Social media is always evolving, so what’s next?
That’s the question I was asked in an interview recently. This kind of question can be really easy since there are so many easy candidates – IoT, VR, and just about anything to do with Facebook.
But if you don’t want to rely on the cliches of future social technology, it can be a challenge to pick out what will matter and why. I suppose this post is somewhere in the middle and I hope it helps you think about where the substance breaks away from the shiny social media objects.
The most important thing about social media marketing isn’t always the tech. It’s the people.
A lot of what draws marketers’ attention to social media is technology: new apps, networks and the latest features on major platforms. But the most important thing about social media marketing isn’t always the technology. It’s the people and how they use that technology to create, publish, share, interact and transact.
Social media is a dynamic of consumer behaviors driving new social technology development while at the same time, new technologies that affect consumer behaviors. It’s important for brands looking at what’s next in social media to understand this dynamic amongst their own customers and broader community.
With that dynamic cycle of people and technology in mind, here are a few directions for social media evolution I think are worth paying attention to:
Facebook is dominating social media usage, video and advertising and I don’t see that changing anytime soon. Along with WhatsApp messaging and predictions that Instagram will soon become the second biggest social network, many Facebook users don’t really need to leave, do they?
The combination of Microsoft and LinkedIn will create innovations that will benefit marketers in some interesting ways, especially if professional social profiles become accessible and integrated within Microsoft 365 apps. There’s more convergence to come and guesses are hot as to whether Facebook, Google or Apple will buy Twitter or if Twitter will go the way of Friendster and MySpace.
Real-time video is the hot shot on the block right now with Snapchat, Facebook Live and Periscope leading the way towards social engagement with customers in ways many brands haven’t explored before. Facebook’s own Nicola Mendelsohn says in five years, Facebook will “probably” be “all video”.
Like live TV, live video presents brands some opportunities for things to go differently than planned, like Mark Zuckerberg’s inevitably comedic Q/A with Jerry Seinfeld on Facebook live that has reached over 9 million views. On the other hand, who wouldn’t trade some awkward for the reach and exposure (159m views) of a Chewbacca Mom event?
Social Advertising will continue to rise with even more options for advertisers. Social media advertising is projected to generate $11 billion in revenue by 2017, up from just $6.1 billion in 2013. More social networks and apps will expand their advertising offerings, just look at Snapchat now inserting ads in between users’ “Stories” and Snapchat Partners, API access that will provide access to creating custom buying and management tools.

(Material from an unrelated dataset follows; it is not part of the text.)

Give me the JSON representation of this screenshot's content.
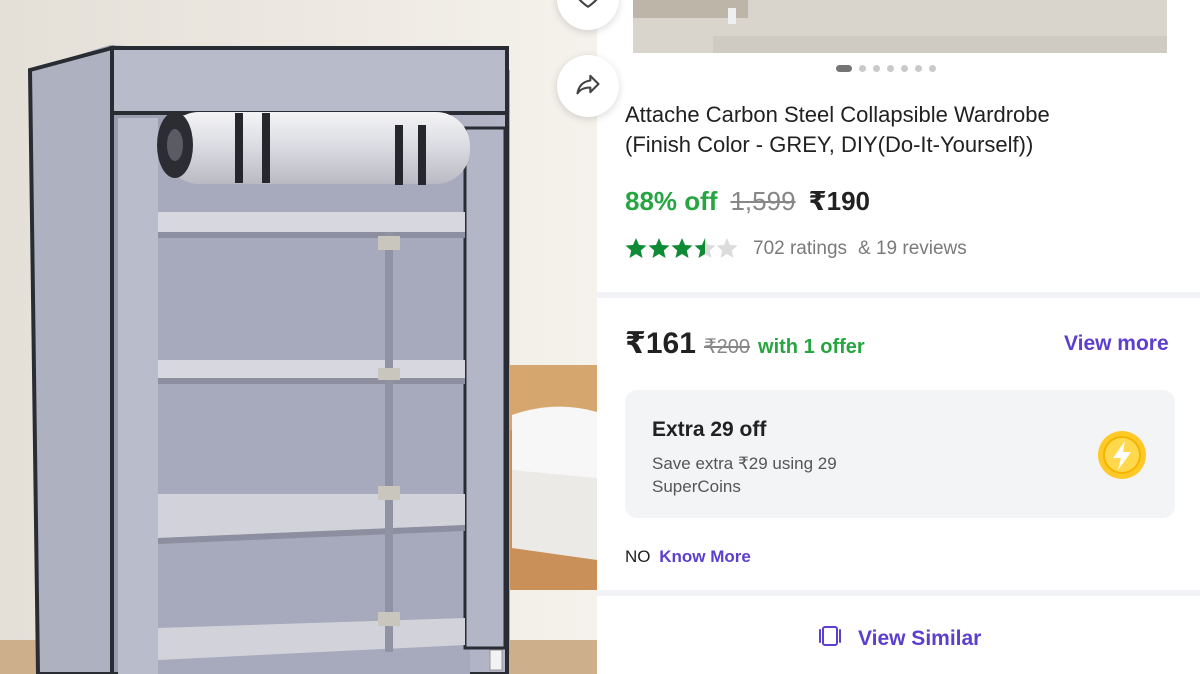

With 84% of global social shares dark to social media analytics, there’s a growing importance, but brands are challenged to measure its effectiveness in ways that synch with other social media measurement. There’s no shortage of recommendations on how to measure dark social, but we all need more concrete direction on this and collaboration between apps, networks and platforms to make it meaningful.

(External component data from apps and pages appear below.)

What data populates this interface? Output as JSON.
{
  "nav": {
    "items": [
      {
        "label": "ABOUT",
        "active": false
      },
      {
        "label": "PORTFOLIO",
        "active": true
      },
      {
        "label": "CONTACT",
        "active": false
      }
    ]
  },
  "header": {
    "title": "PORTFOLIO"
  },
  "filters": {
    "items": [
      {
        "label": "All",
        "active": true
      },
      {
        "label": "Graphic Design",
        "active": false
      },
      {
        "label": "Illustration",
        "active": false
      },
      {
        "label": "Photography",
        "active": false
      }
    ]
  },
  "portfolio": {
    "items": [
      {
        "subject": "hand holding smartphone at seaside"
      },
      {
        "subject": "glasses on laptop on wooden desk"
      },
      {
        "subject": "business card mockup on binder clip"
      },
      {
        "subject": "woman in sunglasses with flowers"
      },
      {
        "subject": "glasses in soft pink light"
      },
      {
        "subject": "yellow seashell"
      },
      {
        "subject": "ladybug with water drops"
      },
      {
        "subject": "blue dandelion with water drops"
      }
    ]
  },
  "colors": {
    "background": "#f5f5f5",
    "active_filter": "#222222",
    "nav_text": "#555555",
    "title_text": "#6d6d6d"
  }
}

6. Social Chat Bots
Again, Facebook has opened doors for a new kind of engagement and with customers’ expectation of real-time engagement, bots may be able to satisfy basic customer service and information needs for brands. Will bots be a service or communications solution for your brand? Maybe. At a minimum, brands will need to invest in more interactive social experiences for their community and what better what to that than an neural network and some AI?

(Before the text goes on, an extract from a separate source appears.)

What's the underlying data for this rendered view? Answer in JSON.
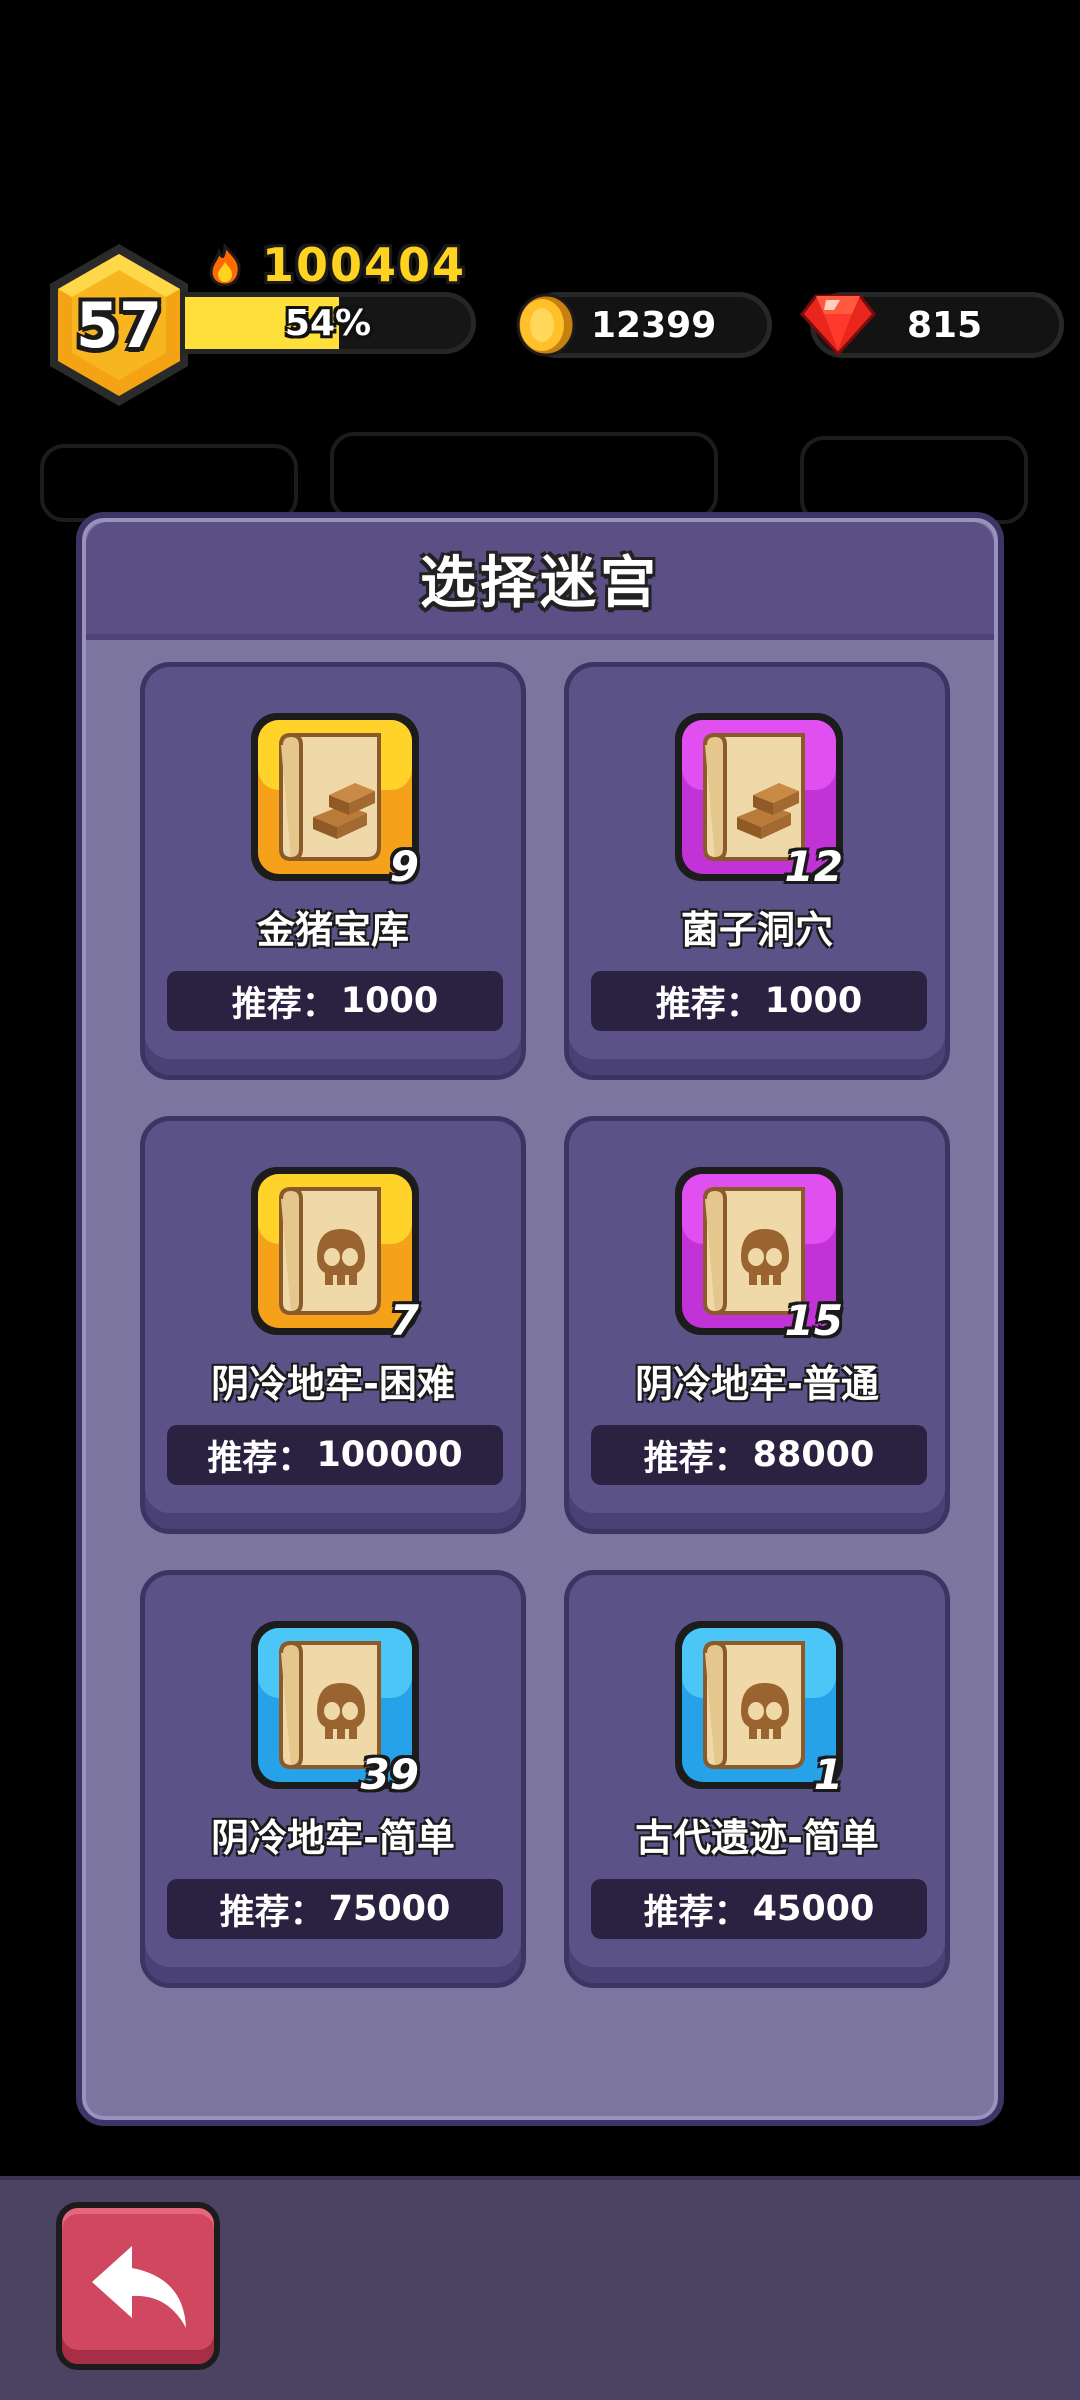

7. Mobile First
Mobile traffic now exceeds desktop traffic and 2 billion consumers worldwide are expected to own a smartphone in 2016. There’s nothing new about the importance of mobile friendliness or having apps, but the cost of ignoring mobile social media experiences for brands dragging their feet will rise dramatically.
“Martech Shock” extends to social media as brands look to automate and scale. The use of social media automation tools and platform features will grow to help brands with prospecting, delivering content to the right customers at the right time and engagement – all integrated with a marketing dashboard for end to end reporting of the impact social media has across the customer journey.
People are empowered and motivated more than ever to co-create social content with brands. If a brand makes that possible, I think consumers will be incredibly interested in co-creating content that serves mutual interests.
In a way, this kind of consumer and brand collaboration is tapping into the whole user-generated content phenomenon. There are so many ways to do it, especially because of mobile devices allowing people to participate at all times with brands on topics they’re passionate about. Content can easily become an outcome of this type of participation, whether it’s a video, image or even text.
Activating passionate people within a social network environment where they can co-create and participate is an exciting opportunity to scale reach, especially on platforms like Facebook that continue to penalize brand and publisher organic visibility in favor of content from individuals (and ads).
Here’s the thing: Sometimes social media marketing often seems doomed to become nothing more than another advertising channel, with artificial automation schemes for brands to scale the illusion of customer engagement.
While that seems a bit cynical, I also think the collective power of individuals on social networks has never been greater – for content, engagement and influence. When brands and marketers can marry the wisdom and action of the crowd with technology that actually solves a real problem, I think the future of social media is brighter than ever.
A version of this post was originally published on LinkedIn.